My team is no longer pursuing the use of Silverlight for corporate line-of-business (LOB) apps because it won't work with the hardware that our users want to use: iPads, iPhones and Android devices. If Scott [Scott Guthrie, Silverlight lead and corporate VP of the Microsoft Developer Division] comes out and says that Android will support Silverlight, then I might reconsider -- but I'm not going to tell upper management they need to purchase a different device to get to an internal LOB app. ASP.NET 5 should target the HTML5 spec, and I see how Microsoft is trying to influence pieces of the CSS spec (tinyurl.com/29oj3xc) to set up its tooling to render HTML5-compliant output. That's a good thing to see the company starting to do because the next refresh of the IDE hopefully will contain all that -- and more CSS3/JQuery support -- to justify the upgrade.


There's a lot of focus on the things that HTML5 will bring that can already be done in Silverlight video/audio/animation -- but what about the things it can't do, such as read and write to a database? Anyone developing a business application will soon be lost with a pure HTML5 solution if they can't do this. To me one of the many benefits of Silverlight is that I can code the majority in .NET and I don't have to bother too much with HTML, JavaScript and so forth.
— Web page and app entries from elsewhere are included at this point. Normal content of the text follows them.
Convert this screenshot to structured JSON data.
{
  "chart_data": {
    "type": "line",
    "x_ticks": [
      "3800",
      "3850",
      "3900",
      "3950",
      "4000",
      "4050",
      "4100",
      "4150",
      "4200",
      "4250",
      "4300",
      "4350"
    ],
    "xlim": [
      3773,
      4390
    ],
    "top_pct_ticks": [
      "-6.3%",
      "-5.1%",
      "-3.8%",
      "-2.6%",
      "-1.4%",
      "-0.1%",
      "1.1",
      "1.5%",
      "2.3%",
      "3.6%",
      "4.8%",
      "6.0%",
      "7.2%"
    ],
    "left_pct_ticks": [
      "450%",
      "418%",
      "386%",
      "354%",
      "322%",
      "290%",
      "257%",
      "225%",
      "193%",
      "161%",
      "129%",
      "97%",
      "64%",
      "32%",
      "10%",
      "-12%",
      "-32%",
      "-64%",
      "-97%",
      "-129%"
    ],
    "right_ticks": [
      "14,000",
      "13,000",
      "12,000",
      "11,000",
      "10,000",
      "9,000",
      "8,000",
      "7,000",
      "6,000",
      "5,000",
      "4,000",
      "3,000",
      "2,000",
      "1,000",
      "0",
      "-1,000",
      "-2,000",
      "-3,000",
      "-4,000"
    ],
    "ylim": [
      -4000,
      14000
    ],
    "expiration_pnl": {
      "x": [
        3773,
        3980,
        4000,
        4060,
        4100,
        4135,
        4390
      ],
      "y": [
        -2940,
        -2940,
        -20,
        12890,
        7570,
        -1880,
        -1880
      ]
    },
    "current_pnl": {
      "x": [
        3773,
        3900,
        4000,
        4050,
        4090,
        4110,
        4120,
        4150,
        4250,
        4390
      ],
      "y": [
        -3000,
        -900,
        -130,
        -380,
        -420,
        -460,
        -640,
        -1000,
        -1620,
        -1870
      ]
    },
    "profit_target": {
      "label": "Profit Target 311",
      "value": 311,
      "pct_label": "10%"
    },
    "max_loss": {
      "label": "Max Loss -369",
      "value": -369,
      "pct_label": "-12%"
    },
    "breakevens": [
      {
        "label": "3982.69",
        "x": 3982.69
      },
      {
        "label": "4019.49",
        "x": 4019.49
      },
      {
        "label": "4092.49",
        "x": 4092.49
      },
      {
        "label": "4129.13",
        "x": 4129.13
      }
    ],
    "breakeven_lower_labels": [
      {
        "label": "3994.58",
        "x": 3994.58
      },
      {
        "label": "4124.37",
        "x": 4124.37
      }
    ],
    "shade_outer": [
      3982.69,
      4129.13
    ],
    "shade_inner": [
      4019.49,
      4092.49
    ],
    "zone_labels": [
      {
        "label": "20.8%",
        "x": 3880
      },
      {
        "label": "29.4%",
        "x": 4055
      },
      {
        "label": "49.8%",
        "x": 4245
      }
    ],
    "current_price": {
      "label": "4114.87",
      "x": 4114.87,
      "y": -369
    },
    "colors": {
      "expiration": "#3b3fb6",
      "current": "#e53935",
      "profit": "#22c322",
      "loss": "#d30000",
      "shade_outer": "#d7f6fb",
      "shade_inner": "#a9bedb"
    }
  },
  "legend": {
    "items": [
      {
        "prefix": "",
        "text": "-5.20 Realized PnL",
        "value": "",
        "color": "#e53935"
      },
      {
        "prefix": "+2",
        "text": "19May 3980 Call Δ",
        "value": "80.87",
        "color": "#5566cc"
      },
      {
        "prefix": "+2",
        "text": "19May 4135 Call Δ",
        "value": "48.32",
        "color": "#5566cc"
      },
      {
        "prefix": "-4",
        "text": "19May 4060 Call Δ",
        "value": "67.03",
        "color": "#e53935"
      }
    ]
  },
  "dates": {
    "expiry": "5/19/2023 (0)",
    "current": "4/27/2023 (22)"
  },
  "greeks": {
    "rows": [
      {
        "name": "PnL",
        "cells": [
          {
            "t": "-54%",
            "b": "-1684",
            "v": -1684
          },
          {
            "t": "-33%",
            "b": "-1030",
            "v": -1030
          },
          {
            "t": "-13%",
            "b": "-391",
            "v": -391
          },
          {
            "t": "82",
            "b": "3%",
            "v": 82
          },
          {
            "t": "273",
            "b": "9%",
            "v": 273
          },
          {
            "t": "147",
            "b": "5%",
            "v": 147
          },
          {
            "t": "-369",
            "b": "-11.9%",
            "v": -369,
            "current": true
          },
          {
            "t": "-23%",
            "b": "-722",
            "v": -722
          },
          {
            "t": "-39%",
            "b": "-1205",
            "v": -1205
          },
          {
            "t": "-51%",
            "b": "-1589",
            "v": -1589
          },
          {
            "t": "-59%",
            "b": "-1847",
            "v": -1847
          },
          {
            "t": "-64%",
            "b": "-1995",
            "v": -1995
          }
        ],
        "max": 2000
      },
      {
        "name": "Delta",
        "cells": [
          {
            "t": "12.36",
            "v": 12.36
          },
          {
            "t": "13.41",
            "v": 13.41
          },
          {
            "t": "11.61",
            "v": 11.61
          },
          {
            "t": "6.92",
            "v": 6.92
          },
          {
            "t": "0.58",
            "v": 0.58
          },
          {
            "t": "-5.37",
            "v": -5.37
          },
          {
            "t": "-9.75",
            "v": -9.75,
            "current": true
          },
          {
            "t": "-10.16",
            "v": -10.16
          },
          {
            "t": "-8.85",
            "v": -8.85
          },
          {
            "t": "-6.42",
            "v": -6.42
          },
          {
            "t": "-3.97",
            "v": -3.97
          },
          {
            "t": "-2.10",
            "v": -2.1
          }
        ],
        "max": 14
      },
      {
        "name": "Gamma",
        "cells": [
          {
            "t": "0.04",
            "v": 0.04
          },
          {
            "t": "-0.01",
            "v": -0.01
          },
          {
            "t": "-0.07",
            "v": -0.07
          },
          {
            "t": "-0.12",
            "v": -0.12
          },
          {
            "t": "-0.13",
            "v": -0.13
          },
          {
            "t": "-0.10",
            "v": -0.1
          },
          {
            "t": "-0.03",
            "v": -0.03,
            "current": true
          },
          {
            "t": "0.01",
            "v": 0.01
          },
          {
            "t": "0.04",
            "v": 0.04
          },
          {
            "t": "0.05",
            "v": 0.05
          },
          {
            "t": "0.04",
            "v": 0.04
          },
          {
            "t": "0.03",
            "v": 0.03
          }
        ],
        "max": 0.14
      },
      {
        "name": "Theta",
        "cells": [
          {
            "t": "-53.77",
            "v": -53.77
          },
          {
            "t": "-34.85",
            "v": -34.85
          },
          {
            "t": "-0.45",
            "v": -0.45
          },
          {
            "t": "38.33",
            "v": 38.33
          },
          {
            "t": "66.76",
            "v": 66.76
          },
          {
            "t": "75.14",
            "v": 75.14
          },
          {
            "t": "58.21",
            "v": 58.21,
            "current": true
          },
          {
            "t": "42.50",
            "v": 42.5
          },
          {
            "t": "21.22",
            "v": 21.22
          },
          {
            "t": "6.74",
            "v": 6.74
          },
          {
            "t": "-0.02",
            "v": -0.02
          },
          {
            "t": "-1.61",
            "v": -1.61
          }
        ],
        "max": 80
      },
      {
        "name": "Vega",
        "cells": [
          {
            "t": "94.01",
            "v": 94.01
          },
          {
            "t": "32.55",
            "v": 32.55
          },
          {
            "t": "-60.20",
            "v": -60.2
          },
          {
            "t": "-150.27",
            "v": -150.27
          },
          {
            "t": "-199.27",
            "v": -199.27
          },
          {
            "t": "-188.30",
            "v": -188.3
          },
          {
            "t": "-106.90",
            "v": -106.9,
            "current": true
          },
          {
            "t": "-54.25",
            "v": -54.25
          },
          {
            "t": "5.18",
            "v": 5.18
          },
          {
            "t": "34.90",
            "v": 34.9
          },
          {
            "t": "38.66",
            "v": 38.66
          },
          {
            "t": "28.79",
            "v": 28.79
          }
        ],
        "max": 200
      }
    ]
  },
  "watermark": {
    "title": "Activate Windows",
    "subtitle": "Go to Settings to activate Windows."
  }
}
Stoke-on-Trent, United Kingdom

I've supported Microsoft for years, but this shift on Silverlight has forced me into silence. I can't say to management that they should invest in any Microsoft technology if Microsoft is going to allow internal squabbling to shift its emphasis like this. I still use Silverlight, but I don't recommend it. I stay silent and let the other architects push their approaches. Silverlight's future is uncertain.

Posted Online

"With HTML5 promising native support for video and animation ..." Could you please explain why this is at all relevant to application development? How many business applications have -- or could have -- video? Zero. Silverlight is steeped in animations, and this is all very supportive. But I've never heard any customer complain about the lack of animations in their applications, whereas people quickly complain about too-apparent animations. So again, what difference does HTML5 make for application development? What's really relevant to application developers is speed of development and customizability. With its controls, templates and data binding, this is where Silverlight really shines.

Beaverton, Ore.

About the Author

This story was written or compiled based on feedback from the readers of Visual Studio Magazine.

comments powered by Disqus


  • How to Create a Machine Learning Decision Tree Classifier Using C#

    After earlier explaining how to compute disorder and split data in his exploration of machine learning decision tree classifiers, resident data scientist Dr. James McCaffrey of Microsoft Research now shows how to use the splitting and disorder code to create a working decision tree classifier.

  • Microsoft: Move from Traditional ASP.NET to 'Core' Requires 'Heavy Lifting'

    There are plenty of reasons to move traditional ASP.NET web apps -- part of the old .NET Framework -- to the new cross-platform direction, ASP.NET Core, but beware it will require some "heavy lifting," Microsoft says.

  • Purple Blue Nebula Graphic

    How to Compute Disorder for Machine Learning Decision Trees Using C#

    Using a decision tree classifier from a machine learning library is often awkward because it usually must be customized and library decision trees have many complex supporting functions, says resident data scientist Dr. James McCaffrey, so when he needs a decision tree classifier, he always creates one from scratch. Here's how.

  • Blazor's Future: gRPC Is Key

    Blazor guru Steve Sanderson detailed what Microsoft is thinking about the future of the revolutionary project that enables .NET-based web development using C# instead of JavaScript, explaining how gRPC is key, along with a new way of testing and a scheme for installable desktop apps.

  • Don't Do It All Yourself: Exploiting gRPC Well Known Types in .NET Core

    If you're creating business services that send dates and decimal data then you may be concerned that gRPC services don't support the relevant data types. Don't Panic! There are solutions. Here's how to use them.

.NET Insight

Sign up for our newsletter.

Terms and Privacy Policy consent

I agree to this site's Privacy Policy.

Upcoming Events